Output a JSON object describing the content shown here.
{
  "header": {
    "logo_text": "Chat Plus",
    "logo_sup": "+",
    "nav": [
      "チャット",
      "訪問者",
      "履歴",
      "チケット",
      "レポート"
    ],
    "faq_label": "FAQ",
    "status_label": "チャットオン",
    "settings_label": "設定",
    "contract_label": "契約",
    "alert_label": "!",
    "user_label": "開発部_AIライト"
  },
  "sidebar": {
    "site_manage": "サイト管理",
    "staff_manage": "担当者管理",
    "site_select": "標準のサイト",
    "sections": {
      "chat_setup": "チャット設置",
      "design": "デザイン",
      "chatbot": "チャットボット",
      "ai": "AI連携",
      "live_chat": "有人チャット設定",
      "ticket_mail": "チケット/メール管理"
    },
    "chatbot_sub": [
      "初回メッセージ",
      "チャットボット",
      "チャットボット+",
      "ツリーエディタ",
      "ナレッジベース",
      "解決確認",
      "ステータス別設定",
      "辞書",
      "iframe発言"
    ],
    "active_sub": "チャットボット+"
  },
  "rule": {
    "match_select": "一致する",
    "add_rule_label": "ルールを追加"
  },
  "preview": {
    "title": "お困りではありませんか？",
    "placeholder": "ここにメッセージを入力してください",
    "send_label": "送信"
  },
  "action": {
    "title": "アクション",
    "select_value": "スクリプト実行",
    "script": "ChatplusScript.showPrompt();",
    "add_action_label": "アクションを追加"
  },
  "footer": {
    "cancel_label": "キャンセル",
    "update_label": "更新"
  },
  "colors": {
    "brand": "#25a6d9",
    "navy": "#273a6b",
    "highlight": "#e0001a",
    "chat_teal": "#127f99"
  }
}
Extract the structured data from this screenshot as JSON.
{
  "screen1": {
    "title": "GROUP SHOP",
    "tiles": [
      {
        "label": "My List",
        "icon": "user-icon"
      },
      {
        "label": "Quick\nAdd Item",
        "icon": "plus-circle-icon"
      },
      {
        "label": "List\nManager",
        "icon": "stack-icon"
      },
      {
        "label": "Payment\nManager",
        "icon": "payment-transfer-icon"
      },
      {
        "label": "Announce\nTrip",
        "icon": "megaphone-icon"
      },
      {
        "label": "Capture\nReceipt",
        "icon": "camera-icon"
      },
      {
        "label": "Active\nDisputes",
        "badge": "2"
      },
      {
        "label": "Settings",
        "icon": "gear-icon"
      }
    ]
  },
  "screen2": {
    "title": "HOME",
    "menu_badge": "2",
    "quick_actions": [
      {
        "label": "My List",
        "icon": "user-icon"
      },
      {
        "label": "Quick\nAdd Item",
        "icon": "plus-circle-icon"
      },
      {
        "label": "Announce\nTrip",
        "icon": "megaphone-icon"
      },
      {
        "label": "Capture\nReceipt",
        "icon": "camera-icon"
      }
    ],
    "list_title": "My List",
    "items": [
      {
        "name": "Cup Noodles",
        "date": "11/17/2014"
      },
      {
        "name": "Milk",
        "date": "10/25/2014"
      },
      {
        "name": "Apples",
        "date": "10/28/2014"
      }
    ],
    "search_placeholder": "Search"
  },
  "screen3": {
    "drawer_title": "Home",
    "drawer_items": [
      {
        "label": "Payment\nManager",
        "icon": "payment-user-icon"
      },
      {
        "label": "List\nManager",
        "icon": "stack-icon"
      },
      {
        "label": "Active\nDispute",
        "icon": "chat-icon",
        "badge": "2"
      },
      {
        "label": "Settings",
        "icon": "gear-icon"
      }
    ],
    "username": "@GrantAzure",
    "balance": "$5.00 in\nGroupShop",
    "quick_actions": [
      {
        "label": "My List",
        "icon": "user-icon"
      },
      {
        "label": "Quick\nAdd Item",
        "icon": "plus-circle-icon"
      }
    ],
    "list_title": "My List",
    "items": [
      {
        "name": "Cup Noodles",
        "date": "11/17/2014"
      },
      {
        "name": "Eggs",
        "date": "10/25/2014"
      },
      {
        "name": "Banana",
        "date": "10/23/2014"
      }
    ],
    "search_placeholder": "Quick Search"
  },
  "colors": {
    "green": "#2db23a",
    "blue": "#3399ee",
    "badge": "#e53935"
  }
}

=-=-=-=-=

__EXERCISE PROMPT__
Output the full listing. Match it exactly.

__WRITTEN ANSWER__
Output a JSON object describing the content shown here.
{
  "header": {
    "logo_text": "Chat Plus",
    "logo_sup": "+",
    "nav": [
      "チャット",
      "訪問者",
      "履歴",
      "チケット",
      "レポート"
    ],
    "faq_label": "FAQ",
    "status_label": "チャットオン",
    "settings_label": "設定",
    "contract_label": "契約",
    "alert_label": "!",
    "user_label": "開発部_AIライト"
  },
  "sidebar": {
    "site_manage": "サイト管理",
    "staff_manage": "担当者管理",
    "site_select": "標準のサイト",
    "sections": {
      "chat_setup": "チャット設置",
      "design": "デザイン",
      "chatbot": "チャットボット",
      "ai": "AI連携",
      "live_chat": "有人チャット設定",
      "ticket_mail": "チケット/メール管理"
    },
    "chatbot_sub": [
      "初回メッセージ",
      "チャットボット",
      "チャットボット+",
      "ツリーエディタ",
      "ナレッジベース",
      "解決確認",
      "ステータス別設定",
      "辞書",
      "iframe発言"
    ],
    "active_sub": "チャットボット+"
  },
  "rule": {
    "match_select": "一致する",
    "add_rule_label": "ルールを追加"
  },
  "preview": {
    "title": "お困りではありませんか？",
    "placeholder": "ここにメッセージを入力してください",
    "send_label": "送信"
  },
  "action": {
    "title": "アクション",
    "select_value": "スクリプト実行",
    "script": "ChatplusScript.showPrompt();",
    "add_action_label": "アクションを追加"
  },
  "footer": {
    "cancel_label": "キャンセル",
    "update_label": "更新"
  },
  "colors": {
    "brand": "#25a6d9",
    "navy": "#273a6b",
    "highlight": "#e0001a",
    "chat_teal": "#127f99"
  }
}
Extract the structured data from this screenshot as JSON.
{
  "screen1": {
    "title": "GROUP SHOP",
    "tiles": [
      {
        "label": "My List",
        "icon": "user-icon"
      },
      {
        "label": "Quick\nAdd Item",
        "icon": "plus-circle-icon"
      },
      {
        "label": "List\nManager",
        "icon": "stack-icon"
      },
      {
        "label": "Payment\nManager",
        "icon": "payment-transfer-icon"
      },
      {
        "label": "Announce\nTrip",
        "icon": "megaphone-icon"
      },
      {
        "label": "Capture\nReceipt",
        "icon": "camera-icon"
      },
      {
        "label": "Active\nDisputes",
        "badge": "2"
      },
      {
        "label": "Settings",
        "icon": "gear-icon"
      }
    ]
  },
  "screen2": {
    "title": "HOME",
    "menu_badge": "2",
    "quick_actions": [
      {
        "label": "My List",
        "icon": "user-icon"
      },
      {
        "label": "Quick\nAdd Item",
        "icon": "plus-circle-icon"
      },
      {
        "label": "Announce\nTrip",
        "icon": "megaphone-icon"
      },
      {
        "label": "Capture\nReceipt",
        "icon": "camera-icon"
      }
    ],
    "list_title": "My List",
    "items": [
      {
        "name": "Cup Noodles",
        "date": "11/17/2014"
      },
      {
        "name": "Milk",
        "date": "10/25/2014"
      },
      {
        "name": "Apples",
        "date": "10/28/2014"
      }
    ],
    "search_placeholder": "Search"
  },
  "screen3": {
    "drawer_title": "Home",
    "drawer_items": [
      {
        "label": "Payment\nManager",
        "icon": "payment-user-icon"
      },
      {
        "label": "List\nManager",
        "icon": "stack-icon"
      },
      {
        "label": "Active\nDispute",
        "icon": "chat-icon",
        "badge": "2"
      },
      {
        "label": "Settings",
        "icon": "gear-icon"
      }
    ],
    "username": "@GrantAzure",
    "balance": "$5.00 in\nGroupShop",
    "quick_actions": [
      {
        "label": "My List",
        "icon": "user-icon"
      },
      {
        "label": "Quick\nAdd Item",
        "icon": "plus-circle-icon"
      }
    ],
    "list_title": "My List",
    "items": [
      {
        "name": "Cup Noodles",
        "date": "11/17/2014"
      },
      {
        "name": "Eggs",
        "date": "10/25/2014"
      },
      {
        "name": "Banana",
        "date": "10/23/2014"
      }
    ],
    "search_placeholder": "Quick Search"
  },
  "colors": {
    "green": "#2db23a",
    "blue": "#3399ee",
    "badge": "#e53935"
  }
}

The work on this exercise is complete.